Agency mortgage-backed securities gross issuance significantly rose in November, which was driven primarily by an increase in Fannie Mae’s products production, which was likely to due to the proposed increase of () sources tell HousingWire.
"There might be several reasons for higher issuance in November," agency MBS strategist Sarah Hu of Royal Bank of Scotland (RBS) said. "Some borrowers jumped to refinance their mortgages before the December G-fee hike."
Agency MBS gross issuance rose 45% month-over-month from $138 billion in October to more than $200 billion in November. Fannie Mae products were up 76%, from $60 billion to $105 billion, according to agency MBS strategists Hu and Ashley Gam of RBS.
Overall net issuance also rose from negative $15 billion to $56 billion, which is the greatest addition of supply to the market since August 2009.
The Federal Housing Finance Agency is targeting five states in its plan to adjust the guarantee fees Fannie Mae and Freddie Mac charge for single-family mortgages. It hopes to recover a portion of the “exceptionally high costs” the GSEs incur in cases of mortgage default in those states.
This is tripled from the previously raised guarantee fees charged to lenders by an average 10 basis points in order encourage private capital to fund the market.

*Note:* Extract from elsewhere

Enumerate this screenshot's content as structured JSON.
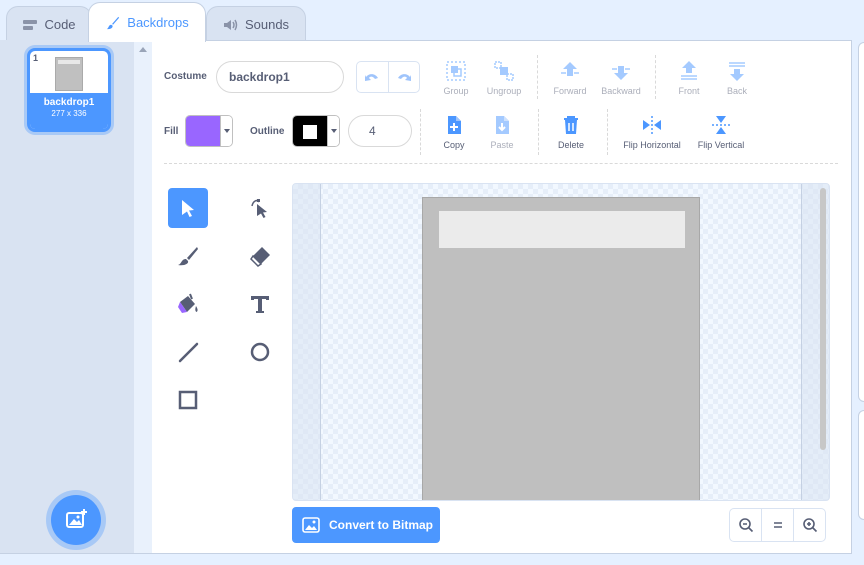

Mortgage rates hit new record lows in September following the Federal Reserve’s announcement of its ended quantities easing program, which also fueled purchase and refinancing activity, Hu said.
Capital Economics reported that the Fed will likely expand the third installment of QE3, which will ultimately replace the expiring Operation Twist.
The Fed could opt either to buy $40 billion of longer-term Treasury securities per month to match its MBS purchases or $45 billion to compensate for the purchases under Operation Twist. Another option is to double its purchases of MBS to $80 billion per month, according to Capital Economics.
The continued increase in streamlined refinancing activity for Home Affordable Refinance Program for various lenders such as Bank of America, which was noted in a previous RBS report.
The available pool of eligible mortgages that qualify for the HARP refinancing continued to narrow among the big lenders.
Higher Fannie Mae issuance may also be correlated with both GSEs securities price differences, Hu said.
"Since Freddie securities have been traded behind FN securities, lenders may prefer to deliver more loans into Fannie securities, which increased their issuance volumes," she stated.